| Goal of the exercise |
Reproduce the full listing below unchanged, apart from the pictures.

| Exercise data |
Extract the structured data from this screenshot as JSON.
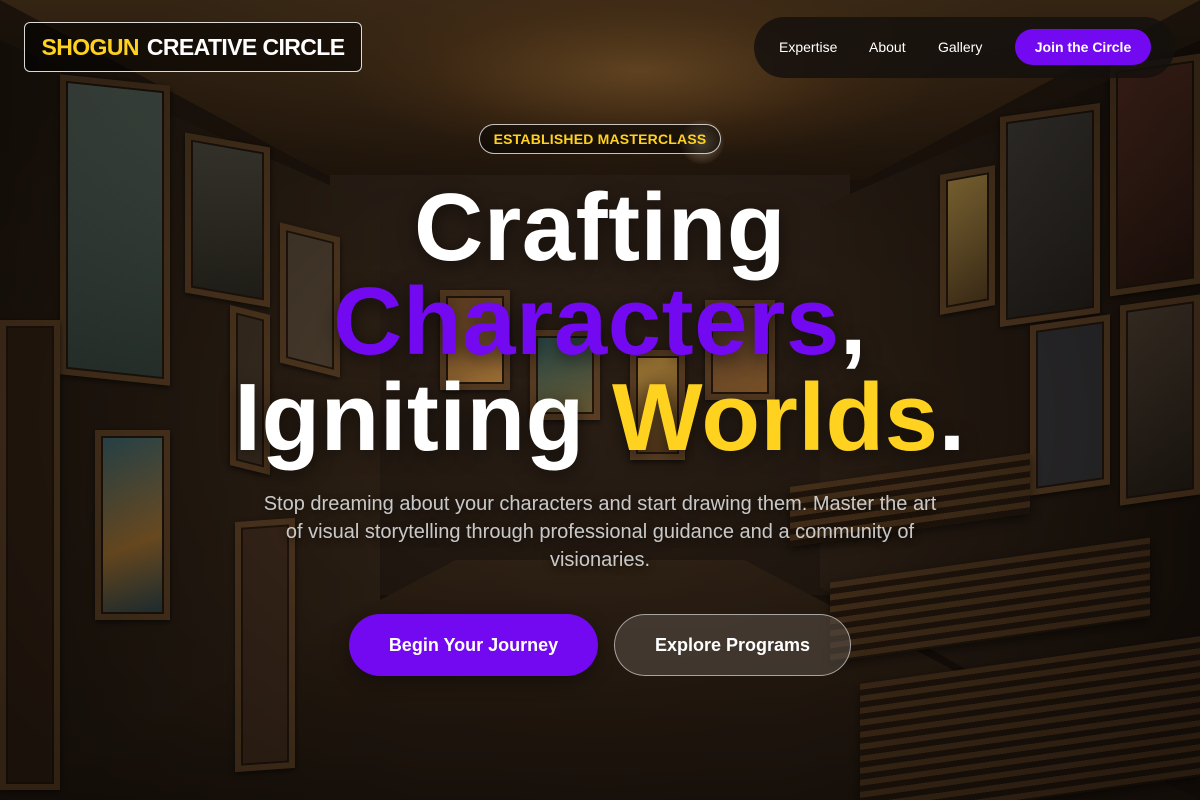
{
  "brand": {
    "accent": "SHOGUN",
    "name": "CREATIVE CIRCLE"
  },
  "nav": {
    "links": [
      "Expertise",
      "About",
      "Gallery"
    ],
    "cta": "Join the Circle"
  },
  "hero": {
    "badge": "ESTABLISHED MASTERCLASS",
    "line1": "Crafting",
    "line2_word": "Characters",
    "line2_punct": ",",
    "line3_word1": "Igniting",
    "line3_word2": "Worlds",
    "line3_punct": ".",
    "subtitle": "Stop dreaming about your characters and start drawing them. Master the art of visual storytelling through professional guidance and a community of visionaries.",
    "primary_button": "Begin Your Journey",
    "secondary_button": "Explore Programs"
  },
  "colors": {
    "accent_purple": "#7209f0",
    "accent_yellow": "#ffd21f"
  }
}
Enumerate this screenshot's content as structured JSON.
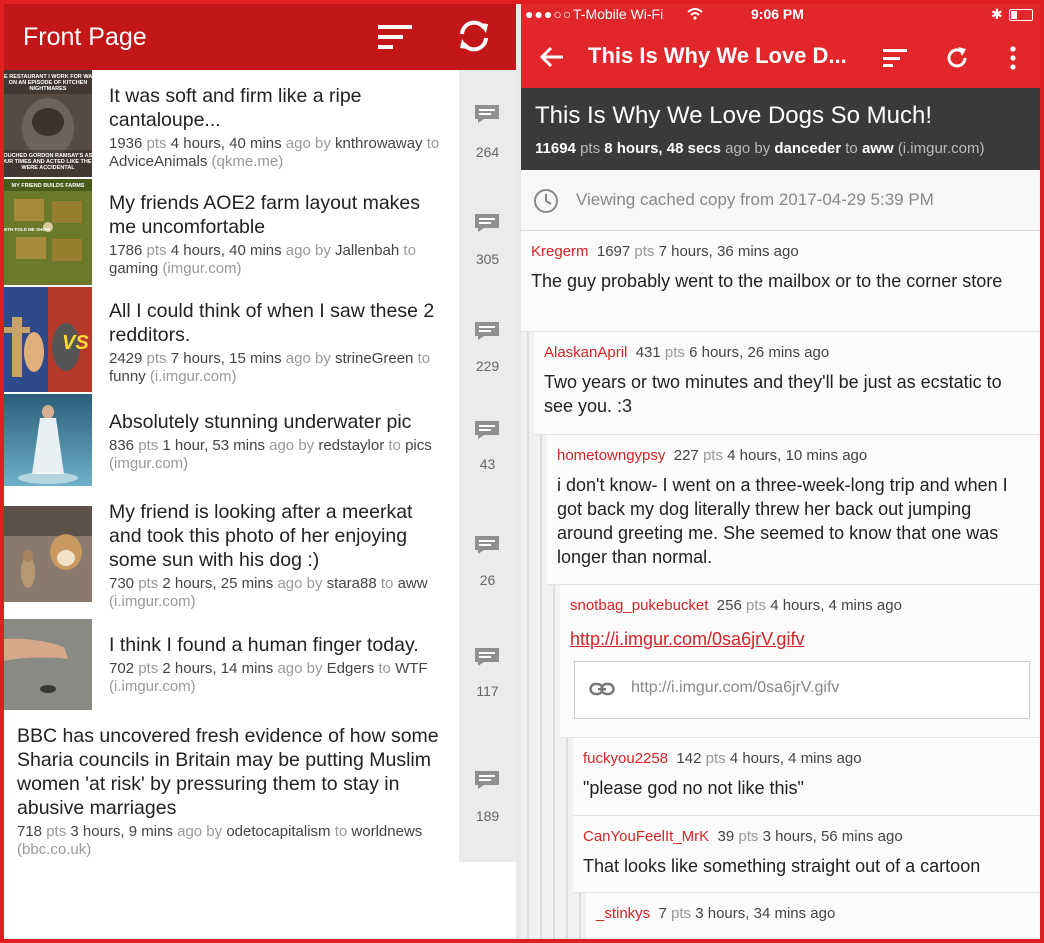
{
  "left": {
    "title": "Front Page",
    "posts": [
      {
        "title": "It was soft and firm like a ripe cantaloupe...",
        "score": "1936",
        "score_unit": "pts",
        "time": "4 hours, 40 mins",
        "ago": "ago by",
        "author": "knthrowaway",
        "to": "to",
        "subreddit": "AdviceAnimals",
        "domain": "(qkme.me)",
        "comments": "264",
        "thumb_caption": "HE RESTAURANT I WORK FOR WAS ON AN EPISODE OF KITCHEN NIGHTMARES / TOUCHED GORDON RAMSAY'S ASS OUR TIMES AND ACTED LIKE THEY WERE ACCIDENTAL"
      },
      {
        "title": "My friends AOE2 farm layout makes me uncomfortable",
        "score": "1786",
        "score_unit": "pts",
        "time": "4 hours, 40 mins",
        "ago": "ago by",
        "author": "Jallenbah",
        "to": "to",
        "subreddit": "gaming",
        "domain": "(imgur.com)",
        "comments": "305",
        "thumb_caption": "MY FRIEND BUILDS FARMS / WITH FOLD ME SHOW"
      },
      {
        "title": "All I could think of when I saw these 2 redditors.",
        "score": "2429",
        "score_unit": "pts",
        "time": "7 hours, 15 mins",
        "ago": "ago by",
        "author": "strineGreen",
        "to": "to",
        "subreddit": "funny",
        "domain": "(i.imgur.com)",
        "comments": "229",
        "thumb_caption": "VS"
      },
      {
        "title": "Absolutely stunning underwater pic",
        "score": "836",
        "score_unit": "pts",
        "time": "1 hour, 53 mins",
        "ago": "ago by",
        "author": "redstaylor",
        "to": "to",
        "subreddit": "pics",
        "domain": "(imgur.com)",
        "comments": "43"
      },
      {
        "title": "My friend is looking after a meerkat and took this photo of her enjoying some sun with his dog :)",
        "score": "730",
        "score_unit": "pts",
        "time": "2 hours, 25 mins",
        "ago": "ago by",
        "author": "stara88",
        "to": "to",
        "subreddit": "aww",
        "domain": "(i.imgur.com)",
        "comments": "26"
      },
      {
        "title": "I think I found a human finger today.",
        "score": "702",
        "score_unit": "pts",
        "time": "2 hours, 14 mins",
        "ago": "ago by",
        "author": "Edgers",
        "to": "to",
        "subreddit": "WTF",
        "domain": "(i.imgur.com)",
        "comments": "117"
      },
      {
        "title": "BBC has uncovered fresh evidence of how some Sharia councils in Britain may be putting Muslim women 'at risk' by pressuring them to stay in abusive marriages",
        "score": "718",
        "score_unit": "pts",
        "time": "3 hours, 9 mins",
        "ago": "ago by",
        "author": "odetocapitalism",
        "to": "to",
        "subreddit": "worldnews",
        "domain": "(bbc.co.uk)",
        "comments": "189"
      }
    ]
  },
  "right": {
    "status": {
      "carrier": "T-Mobile Wi-Fi",
      "time": "9:06 PM"
    },
    "appbar_title": "This Is Why We Love D...",
    "post": {
      "title": "This Is Why We Love Dogs So Much!",
      "score": "11694",
      "score_unit": "pts",
      "time": "8 hours, 48 secs",
      "ago": "ago by",
      "author": "danceder",
      "to": "to",
      "subreddit": "aww",
      "domain": "(i.imgur.com)"
    },
    "cached_text": "Viewing cached copy from 2017-04-29 5:39 PM",
    "comments": [
      {
        "user": "Kregerm",
        "score": "1697",
        "unit": "pts",
        "time": "7 hours, 36 mins ago",
        "body": "The guy probably went to the mailbox or to the corner store"
      },
      {
        "user": "AlaskanApril",
        "score": "431",
        "unit": "pts",
        "time": "6 hours, 26 mins ago",
        "body": "Two years or two minutes and they'll be just as ecstatic to see you. :3"
      },
      {
        "user": "hometowngypsy",
        "score": "227",
        "unit": "pts",
        "time": "4 hours, 10 mins ago",
        "body": "i don't know- I went on a three-week-long trip and when I got back my dog literally threw her back out jumping around greeting me. She seemed to know that one was longer than normal."
      },
      {
        "user": "snotbag_pukebucket",
        "score": "256",
        "unit": "pts",
        "time": "4 hours, 4 mins ago",
        "link": "http://i.imgur.com/0sa6jrV.gifv",
        "link_preview": "http://i.imgur.com/0sa6jrV.gifv"
      },
      {
        "user": "fuckyou2258",
        "score": "142",
        "unit": "pts",
        "time": "4 hours, 4 mins ago",
        "body": "\"please god no not like this\""
      },
      {
        "user": "CanYouFeelIt_MrK",
        "score": "39",
        "unit": "pts",
        "time": "3 hours, 56 mins ago",
        "body": "That looks like something straight out of a cartoon"
      },
      {
        "user": "_stinkys",
        "score": "7",
        "unit": "pts",
        "time": "3 hours, 34 mins ago",
        "body": ""
      }
    ]
  },
  "colors": {
    "left_header": "#c21618",
    "right_header": "#e2272a",
    "username": "#d42426",
    "frame": "#e02020"
  }
}
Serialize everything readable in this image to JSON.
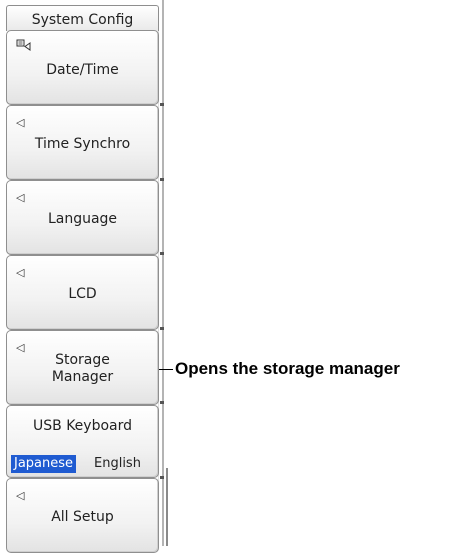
{
  "menu": {
    "title": "System Config",
    "items": [
      {
        "label": "Date/Time",
        "icon": "keyboard-edit-icon"
      },
      {
        "label": "Time Synchro",
        "icon": "triangle-left-icon"
      },
      {
        "label": "Language",
        "icon": "triangle-left-icon"
      },
      {
        "label": "LCD",
        "icon": "triangle-left-icon"
      },
      {
        "label": "Storage Manager",
        "icon": "triangle-left-icon"
      },
      {
        "label": "All Setup",
        "icon": "triangle-left-icon"
      }
    ],
    "usb_keyboard": {
      "label": "USB Keyboard",
      "options": [
        "Japanese",
        "English"
      ],
      "selected": "Japanese"
    }
  },
  "callout": {
    "text": "Opens the storage manager"
  },
  "colors": {
    "selected_option": "#1f5bd1",
    "button_border": "#8f8f8f"
  }
}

| Written response |
Extract the structured data from this screenshot as JSON.
{
  "brand": {
    "accent": "SHOGUN",
    "name": "CREATIVE CIRCLE"
  },
  "nav": {
    "links": [
      "Expertise",
      "About",
      "Gallery"
    ],
    "cta": "Join the Circle"
  },
  "hero": {
    "badge": "ESTABLISHED MASTERCLASS",
    "line1": "Crafting",
    "line2_word": "Characters",
    "line2_punct": ",",
    "line3_word1": "Igniting",
    "line3_word2": "Worlds",
    "line3_punct": ".",
    "subtitle": "Stop dreaming about your characters and start drawing them. Master the art of visual storytelling through professional guidance and a community of visionaries.",
    "primary_button": "Begin Your Journey",
    "secondary_button": "Explore Programs"
  },
  "colors": {
    "accent_purple": "#7209f0",
    "accent_yellow": "#ffd21f"
  }
}
Enumerate this screenshot's content as structured JSON.
{
  "left": {
    "title": "Front Page",
    "posts": [
      {
        "title": "It was soft and firm like a ripe cantaloupe...",
        "score": "1936",
        "score_unit": "pts",
        "time": "4 hours, 40 mins",
        "ago": "ago by",
        "author": "knthrowaway",
        "to": "to",
        "subreddit": "AdviceAnimals",
        "domain": "(qkme.me)",
        "comments": "264",
        "thumb_caption": "HE RESTAURANT I WORK FOR WAS ON AN EPISODE OF KITCHEN NIGHTMARES / TOUCHED GORDON RAMSAY'S ASS OUR TIMES AND ACTED LIKE THEY WERE ACCIDENTAL"
      },
      {
        "title": "My friends AOE2 farm layout makes me uncomfortable",
        "score": "1786",
        "score_unit": "pts",
        "time": "4 hours, 40 mins",
        "ago": "ago by",
        "author": "Jallenbah",
        "to": "to",
        "subreddit": "gaming",
        "domain": "(imgur.com)",
        "comments": "305",
        "thumb_caption": "MY FRIEND BUILDS FARMS / WITH FOLD ME SHOW"
      },
      {
        "title": "All I could think of when I saw these 2 redditors.",
        "score": "2429",
        "score_unit": "pts",
        "time": "7 hours, 15 mins",
        "ago": "ago by",
        "author": "strineGreen",
        "to": "to",
        "subreddit": "funny",
        "domain": "(i.imgur.com)",
        "comments": "229",
        "thumb_caption": "VS"
      },
      {
        "title": "Absolutely stunning underwater pic",
        "score": "836",
        "score_unit": "pts",
        "time": "1 hour, 53 mins",
        "ago": "ago by",
        "author": "redstaylor",
        "to": "to",
        "subreddit": "pics",
        "domain": "(imgur.com)",
        "comments": "43"
      },
      {
        "title": "My friend is looking after a meerkat and took this photo of her enjoying some sun with his dog :)",
        "score": "730",
        "score_unit": "pts",
        "time": "2 hours, 25 mins",
        "ago": "ago by",
        "author": "stara88",
        "to": "to",
        "subreddit": "aww",
        "domain": "(i.imgur.com)",
        "comments": "26"
      },
      {
        "title": "I think I found a human finger today.",
        "score": "702",
        "score_unit": "pts",
        "time": "2 hours, 14 mins",
        "ago": "ago by",
        "author": "Edgers",
        "to": "to",
        "subreddit": "WTF",
        "domain": "(i.imgur.com)",
        "comments": "117"
      },
      {
        "title": "BBC has uncovered fresh evidence of how some Sharia councils in Britain may be putting Muslim women 'at risk' by pressuring them to stay in abusive marriages",
        "score": "718",
        "score_unit": "pts",
        "time": "3 hours, 9 mins",
        "ago": "ago by",
        "author": "odetocapitalism",
        "to": "to",
        "subreddit": "worldnews",
        "domain": "(bbc.co.uk)",
        "comments": "189"
      }
    ]
  },
  "right": {
    "status": {
      "carrier": "T-Mobile Wi-Fi",
      "time": "9:06 PM"
    },
    "appbar_title": "This Is Why We Love D...",
    "post": {
      "title": "This Is Why We Love Dogs So Much!",
      "score": "11694",
      "score_unit": "pts",
      "time": "8 hours, 48 secs",
      "ago": "ago by",
      "author": "danceder",
      "to": "to",
      "subreddit": "aww",
      "domain": "(i.imgur.com)"
    },
    "cached_text": "Viewing cached copy from 2017-04-29 5:39 PM",
    "comments": [
      {
        "user": "Kregerm",
        "score": "1697",
        "unit": "pts",
        "time": "7 hours, 36 mins ago",
        "body": "The guy probably went to the mailbox or to the corner store"
      },
      {
        "user": "AlaskanApril",
        "score": "431",
        "unit": "pts",
        "time": "6 hours, 26 mins ago",
        "body": "Two years or two minutes and they'll be just as ecstatic to see you. :3"
      },
      {
        "user": "hometowngypsy",
        "score": "227",
        "unit": "pts",
        "time": "4 hours, 10 mins ago",
        "body": "i don't know- I went on a three-week-long trip and when I got back my dog literally threw her back out jumping around greeting me. She seemed to know that one was longer than normal."
      },
      {
        "user": "snotbag_pukebucket",
        "score": "256",
        "unit": "pts",
        "time": "4 hours, 4 mins ago",
        "link": "http://i.imgur.com/0sa6jrV.gifv",
        "link_preview": "http://i.imgur.com/0sa6jrV.gifv"
      },
      {
        "user": "fuckyou2258",
        "score": "142",
        "unit": "pts",
        "time": "4 hours, 4 mins ago",
        "body": "\"please god no not like this\""
      },
      {
        "user": "CanYouFeelIt_MrK",
        "score": "39",
        "unit": "pts",
        "time": "3 hours, 56 mins ago",
        "body": "That looks like something straight out of a cartoon"
      },
      {
        "user": "_stinkys",
        "score": "7",
        "unit": "pts",
        "time": "3 hours, 34 mins ago",
        "body": ""
      }
    ]
  },
  "colors": {
    "left_header": "#c21618",
    "right_header": "#e2272a",
    "username": "#d42426",
    "frame": "#e02020"
  }
}
Serialize everything readable in this image to JSON.
{
  "menu": {
    "title": "System Config",
    "items": [
      {
        "label": "Date/Time",
        "icon": "keyboard-edit-icon"
      },
      {
        "label": "Time Synchro",
        "icon": "triangle-left-icon"
      },
      {
        "label": "Language",
        "icon": "triangle-left-icon"
      },
      {
        "label": "LCD",
        "icon": "triangle-left-icon"
      },
      {
        "label": "Storage Manager",
        "icon": "triangle-left-icon"
      },
      {
        "label": "All Setup",
        "icon": "triangle-left-icon"
      }
    ],
    "usb_keyboard": {
      "label": "USB Keyboard",
      "options": [
        "Japanese",
        "English"
      ],
      "selected": "Japanese"
    }
  },
  "callout": {
    "text": "Opens the storage manager"
  },
  "colors": {
    "selected_option": "#1f5bd1",
    "button_border": "#8f8f8f"
  }
}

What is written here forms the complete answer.